While the Brooklyn attackers are, at least according to demographic trends, extremely unlikely to be Trump supporters, our president, who has a penchant for anti-Semitic tropes, is a conspiracy theorist, and anti-Semitism often manifests as a conspiracy theory about secretive Jewish power.

Another Forward writer Eli Steinberg noted that it might be true that the left has ignored the spike in anti-Semitic assaults because they were perpetrated mostly by black Americans. However, he cautioned against embracing this view “because of its racist underpinnings.” Importantly, Steinberg does reject leftist concerns that more policing will be harmful to the black community and black-Jewish relations. He writes,

[Its] the rhetoric from the left that’s dividing these communities into two oppositional camps, not the attempts to solve the months and months of violence. … These bad-faith actors seem focused on making sure people think it is a conflict between two communities. … Speaking ostensibly on behalf of minority communities, these people are saying no to the proposed solution, then shrugging at the problem and suggesting nothing else.

One of the more egregious explanation of the violence comes from New York Daily News reporter, Errol Louis. He focused on the mental illness of the Monsey attacker. Then ignoring the Jersey City murders and evidence that a good number of the Brooklyn assaults were perpetrated by adults, he claimed, “That leaves the anti-Semitic attacks that come from juvenile delinquents.” He concludes by recommending initiatives to aid the mentally ill and disaffected youth not programs to combat anti-Semitism, especially not those that include more policing.

Mayor De Blasio has also proposed new Education Department curricula about anti-Semitism. Given his attitudes and the unwillingness of the left to consider any direct response to anti-Semitic strains within the black community, there is no reason to expect De Blasio will provide effective leadership. Nor should we have much confidence in NYC School Chancellor Carranza. In response to the behavior and performance problems of black students, he has instituted implicit bias training to root out the unconscious bigotry of the teaching staff; and introduced social justice curricula to identify the sources of white supremacy that are responsible for racial inequalities.

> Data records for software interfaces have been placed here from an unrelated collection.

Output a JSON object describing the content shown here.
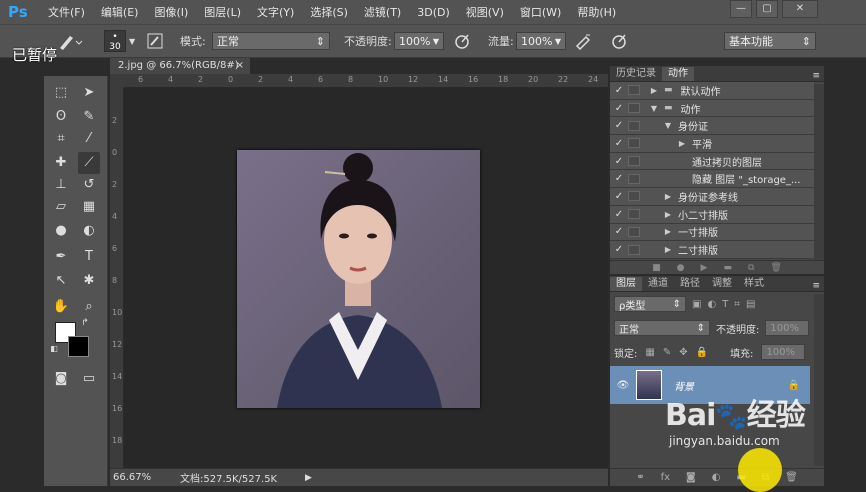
{
  "app": {
    "logo": "Ps"
  },
  "menu": [
    "文件(F)",
    "编辑(E)",
    "图像(I)",
    "图层(L)",
    "文字(Y)",
    "选择(S)",
    "滤镜(T)",
    "3D(D)",
    "视图(V)",
    "窗口(W)",
    "帮助(H)"
  ],
  "window_controls": {
    "minimize": "—",
    "restore": "▢",
    "close": "✕"
  },
  "overlay": {
    "paused": "已暂停"
  },
  "options": {
    "brush_size": "30",
    "mode_label": "模式:",
    "mode_value": "正常",
    "opacity_label": "不透明度:",
    "opacity_value": "100%",
    "flow_label": "流量:",
    "flow_value": "100%",
    "workspace": "基本功能"
  },
  "document": {
    "tab_title": "2.jpg @ 66.7%(RGB/8#)",
    "tab_close": "×",
    "ruler_h": [
      "6",
      "4",
      "2",
      "0",
      "2",
      "4",
      "6",
      "8",
      "10",
      "12",
      "14",
      "16",
      "18",
      "20",
      "22",
      "24"
    ],
    "ruler_v": [
      "2",
      "0",
      "2",
      "4",
      "6",
      "8",
      "10",
      "12",
      "14",
      "16",
      "18",
      "20"
    ],
    "zoom": "66.67%",
    "doc_info": "文档:527.5K/527.5K"
  },
  "actions_panel": {
    "tabs": [
      "历史记录",
      "动作"
    ],
    "active_tab": 1,
    "rows": [
      {
        "label": "默认动作",
        "indent": 0,
        "tri": "▶",
        "folder": true
      },
      {
        "label": "动作",
        "indent": 0,
        "tri": "▼",
        "folder": true
      },
      {
        "label": "身份证",
        "indent": 1,
        "tri": "▼",
        "folder": false
      },
      {
        "label": "平滑",
        "indent": 2,
        "tri": "▶",
        "folder": false
      },
      {
        "label": "通过拷贝的图层",
        "indent": 2,
        "tri": "",
        "folder": false
      },
      {
        "label": "隐藏 图层 \"_storage_...",
        "indent": 2,
        "tri": "",
        "folder": false
      },
      {
        "label": "身份证参考线",
        "indent": 1,
        "tri": "▶",
        "folder": false
      },
      {
        "label": "小二寸排版",
        "indent": 1,
        "tri": "▶",
        "folder": false
      },
      {
        "label": "一寸排版",
        "indent": 1,
        "tri": "▶",
        "folder": false
      },
      {
        "label": "二寸排版",
        "indent": 1,
        "tri": "▶",
        "folder": false
      }
    ]
  },
  "layers_panel": {
    "tabs": [
      "图层",
      "通道",
      "路径",
      "调整",
      "样式"
    ],
    "active_tab": 0,
    "filter_kind": "ρ类型",
    "blend_mode": "正常",
    "opacity_label": "不透明度:",
    "opacity_value": "100%",
    "lock_label": "锁定:",
    "fill_label": "填充:",
    "fill_value": "100%",
    "layer_name": "背景"
  },
  "watermark": {
    "brand": "Bai",
    "brand2": "经验",
    "url": "jingyan.baidu.com"
  }
}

Without a pushback against the liberal framing of the situation, it is unlikely there will be educational material that shows the link between the demonizing of Israel by pro-Palestinian activists and anti-Jewish attitudes? Nor will there be a focus on combating the negative stereotypes of Brooklyn’s ultra-orthodox communities, particularly those held by a modest share of the black community. Without this focus, anti-Semitic attitudes will remain a growing illness that infects our society.

About the Author
Robert Cherry is a professor of economics at Brooklyn College. Author of Jewish and Christian Views on Bodily Pleasures: Their Origins and Relevance to Twentieth Century (Wipf & Stock, 2018); Increased Constructive Engagement amoAung Israeli Arabs, (Israel Studies, Jan 2014); Rethinking Poles and Jews (Rowman & Littlefield, 2007).